Colts Head Coach Jim Caldwell: Late-Season Decisions a "Delicate Balancing Act"
INDIANAPOLIS – A day later, Jim Caldwell said there were no regrets.
Caldwell, in his first season as the Colts' head coach, said he understood the disappointment of fans in the last two days. He said in a very real sense he shared the disappointment.
That, Caldwell said, is because the Colts lost Sunday. And he said the Colts always want to win.
But Caldwell called approaching the end of the season "a delicate balancing act," and while he understood the decision to not play quarterback Peyton Manning and other offensive starters late in a loss to the New York Jets Sunday was controversial, he said it was made with the idea of better preparing for the postseason. That, Caldwell said, was the Colts' primary goal all season.
And that, he said, hasn't changed.
"We're all disappointed," Caldwell said Monday, a day after the Jets scored the final 19 points in a 29-15 victory over the Colts at Lucas Oil Stadium in downtown Indianapolis.
"I understand the fans, how they feel. Every player on our squad is disappointed every time we lose one. It's not something we're accustomed to."
The Colts, who two weeks before clinched the AFC's No. 1 seed and home-field advantage throughout the playoffs, played all healthy players for the first two and a half quarters against the Jets, but with 5:36 remaining, Manning, wide receiver Reggie Wayne and tight end Dallas Clark left the game.
Backup quarterback Curtis Painter, taking his first NFL regular-season snaps, completed 4 of 11 passes for 44 yards with an interception, and on the first play of Painter's second series, Jets linebacker Calvin Pace sacked him. The sack forced a fumble that defensive end Marques Douglas recovered for the go-ahead touchdown.
The Colts managed just 34 fourth-quarter yards, and the Jets pulled away to give Indianapolis its first loss of the season. A victory would have made the Colts the second team in NFL history to start a season 15-0, and only two teams – the 2007 New England Patriots and the 1972 Miami Dolphins have finished a regular season unbeaten and untied.
"It was never an issue for us," Colts middle linebacker and defensive captain Gary Brackett said of an unbeaten regular season. "We never bought into the whole undefeated season. Our goals are still intact."
The Colts, who visit the Buffalo Bills (5-10) in the regular-season finale Sunday, then have a first round bye before playing host to an AFC Divisional Playoff January 16-17.
"I think more so than anything else, we have to look at our preparation during the course of the week, which will not change," Caldwell said of the Colts' approach this week. "We'll work to make certain that we stay sharp in those areas. Obviously, we anticipate that we'll play that game much the same as we did the one yesterday; maybe not entirely, exactly, the same – some things could change – but obviously, right now, where we are is that we're in the playoffs, we have home-field advantage, and our next quest is making certain that we're in great position to do well in the playoffs."

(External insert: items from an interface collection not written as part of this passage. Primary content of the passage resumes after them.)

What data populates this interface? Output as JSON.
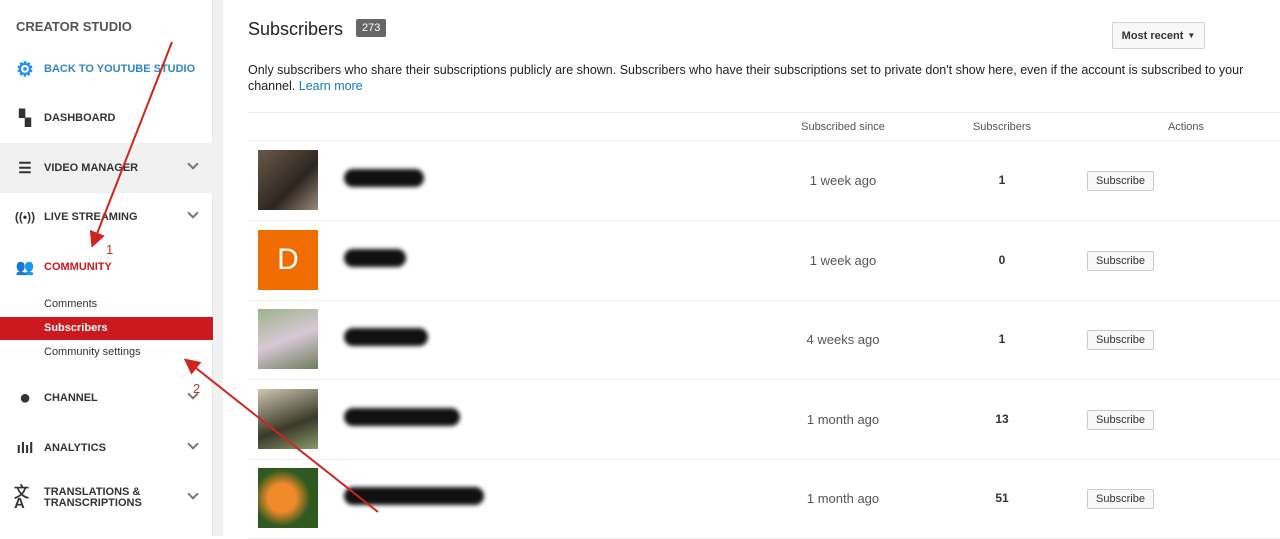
{
  "sidebar": {
    "title": "CREATOR STUDIO",
    "items": [
      {
        "label": "BACK TO YOUTUBE STUDIO",
        "icon": "gear-icon"
      },
      {
        "label": "DASHBOARD",
        "icon": "dashboard-icon"
      },
      {
        "label": "VIDEO MANAGER",
        "icon": "video-manager-icon"
      },
      {
        "label": "LIVE STREAMING",
        "icon": "live-icon"
      },
      {
        "label": "COMMUNITY",
        "icon": "people-icon"
      },
      {
        "label": "CHANNEL",
        "icon": "account-icon"
      },
      {
        "label": "ANALYTICS",
        "icon": "bar-chart-icon"
      },
      {
        "label": "TRANSLATIONS &",
        "label2": "TRANSCRIPTIONS",
        "icon": "translate-icon"
      }
    ],
    "community_sub": [
      "Comments",
      "Subscribers",
      "Community settings"
    ]
  },
  "header": {
    "title": "Subscribers",
    "count": "273",
    "sort": "Most recent"
  },
  "description": {
    "text": "Only subscribers who share their subscriptions publicly are shown. Subscribers who have their subscriptions set to private don't show here, even if the account is subscribed to your channel.",
    "link": "Learn more"
  },
  "table": {
    "columns": [
      "Subscribed since",
      "Subscribers",
      "Actions"
    ],
    "rows": [
      {
        "since": "1 week ago",
        "subscribers": "1",
        "action": "Subscribe"
      },
      {
        "since": "1 week ago",
        "subscribers": "0",
        "action": "Subscribe",
        "avatar_letter": "D"
      },
      {
        "since": "4 weeks ago",
        "subscribers": "1",
        "action": "Subscribe"
      },
      {
        "since": "1 month ago",
        "subscribers": "13",
        "action": "Subscribe"
      },
      {
        "since": "1 month ago",
        "subscribers": "51",
        "action": "Subscribe"
      }
    ]
  },
  "annotations": [
    "1",
    "2"
  ],
  "colors": {
    "accent": "#cc181e",
    "link": "#167ac6",
    "studio_blue": "#2793e6"
  }
}
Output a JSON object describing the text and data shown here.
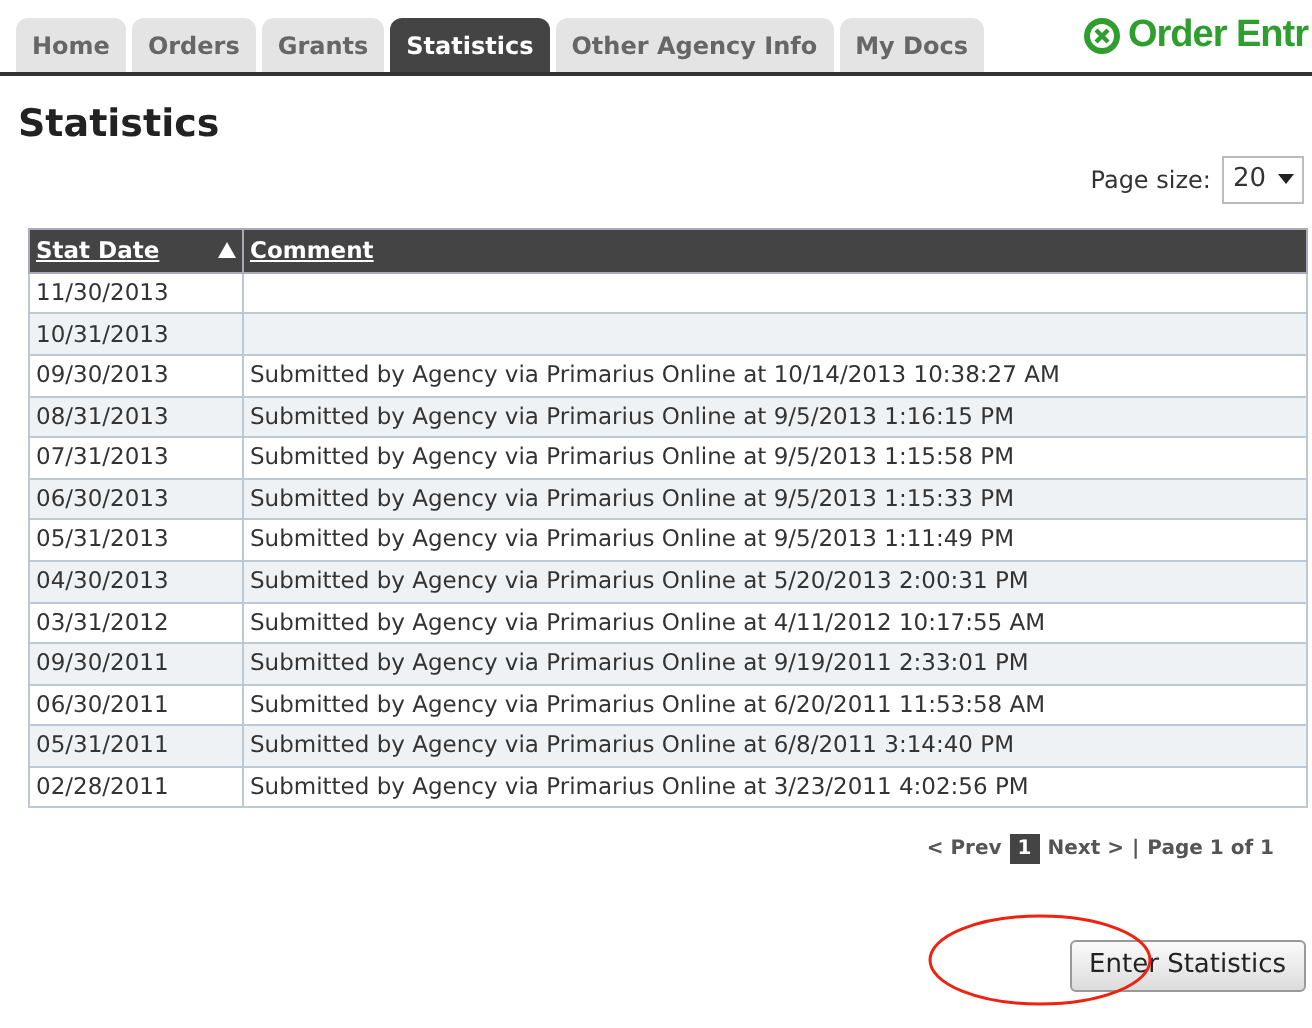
{
  "tabs": [
    {
      "label": "Home",
      "selected": false
    },
    {
      "label": "Orders",
      "selected": false
    },
    {
      "label": "Grants",
      "selected": false
    },
    {
      "label": "Statistics",
      "selected": true
    },
    {
      "label": "Other Agency Info",
      "selected": false
    },
    {
      "label": "My Docs",
      "selected": false
    }
  ],
  "app_title": "Order Entr",
  "heading": "Statistics",
  "page_size": {
    "label": "Page size:",
    "value": "20"
  },
  "table": {
    "columns": [
      {
        "label": "Stat Date",
        "sorted": true
      },
      {
        "label": "Comment",
        "sorted": false
      }
    ],
    "rows": [
      [
        "11/30/2013",
        ""
      ],
      [
        "10/31/2013",
        ""
      ],
      [
        "09/30/2013",
        "Submitted by Agency via Primarius Online at 10/14/2013 10:38:27 AM"
      ],
      [
        "08/31/2013",
        "Submitted by Agency via Primarius Online at 9/5/2013 1:16:15 PM"
      ],
      [
        "07/31/2013",
        "Submitted by Agency via Primarius Online at 9/5/2013 1:15:58 PM"
      ],
      [
        "06/30/2013",
        "Submitted by Agency via Primarius Online at 9/5/2013 1:15:33 PM"
      ],
      [
        "05/31/2013",
        "Submitted by Agency via Primarius Online at 9/5/2013 1:11:49 PM"
      ],
      [
        "04/30/2013",
        "Submitted by Agency via Primarius Online at 5/20/2013 2:00:31 PM"
      ],
      [
        "03/31/2012",
        "Submitted by Agency via Primarius Online at 4/11/2012 10:17:55 AM"
      ],
      [
        "09/30/2011",
        "Submitted by Agency via Primarius Online at 9/19/2011 2:33:01 PM"
      ],
      [
        "06/30/2011",
        "Submitted by Agency via Primarius Online at 6/20/2011 11:53:58 AM"
      ],
      [
        "05/31/2011",
        "Submitted by Agency via Primarius Online at 6/8/2011 3:14:40 PM"
      ],
      [
        "02/28/2011",
        "Submitted by Agency via Primarius Online at 3/23/2011 4:02:56 PM"
      ]
    ]
  },
  "pager": {
    "prev": "< Prev",
    "pages": [
      {
        "label": "1",
        "selected": true
      }
    ],
    "next": "Next >",
    "separator": "|",
    "summary": "Page 1 of 1"
  },
  "button": "Enter Statistics"
}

Caldwell said Sunday's decision to play starters one second-half series came down to being prudent about potential injury as the postseason approached.
"When you look at it, we clinched (the AFC South) after Week 11, which was early," he said. "That was too early, obviously, to start to pull back. So, we played the games just like you would anticipate we would, and even last week in Jacksonville (a 35-31 Colts victory). But then there comes a time where you have to make a determination on when you're starting to get close, in particular trying to make certain that you're as healthy as you possibly could be."
Said Brackett, "A healthy team is a better football team. We're better with those guys 100 percent. The most imant thing is being 3-0 in the postseason."
Caldwell said an example of the reasoning behind the thinking was WR-Pierre Garcon, who sustained a hand injury against Jacksonville and is expected back for the first playoff games.
"Had Pierre gotten hurt yesterday, he wouldn't have made it to the first round of the divisional (playoffs)," Caldwell said. "I think you have to take some of those things into consideration and plot your course from there. Make a decision and live with it."
Caldwell said while he understands the decision was controversial, and that fans may have been disappointed with the outcome, he also said such issues are "why you get so much interest."
"I think like anything else in our sport, because it is so visible and has such high interest and great fan level, that there is always going to be several different ways to look at it," Caldwell said. "I think that's always part of the intrigue about it. That's why we have so many people here today. But, nevertheless, the thing that we have to do, in the position that we are in, we have to look at it from our vantage point, look at what is most important to us, look at what we think is going to put us in the best position to be successful in the playoffs.
"That's what we do, and we stand by it and live by it."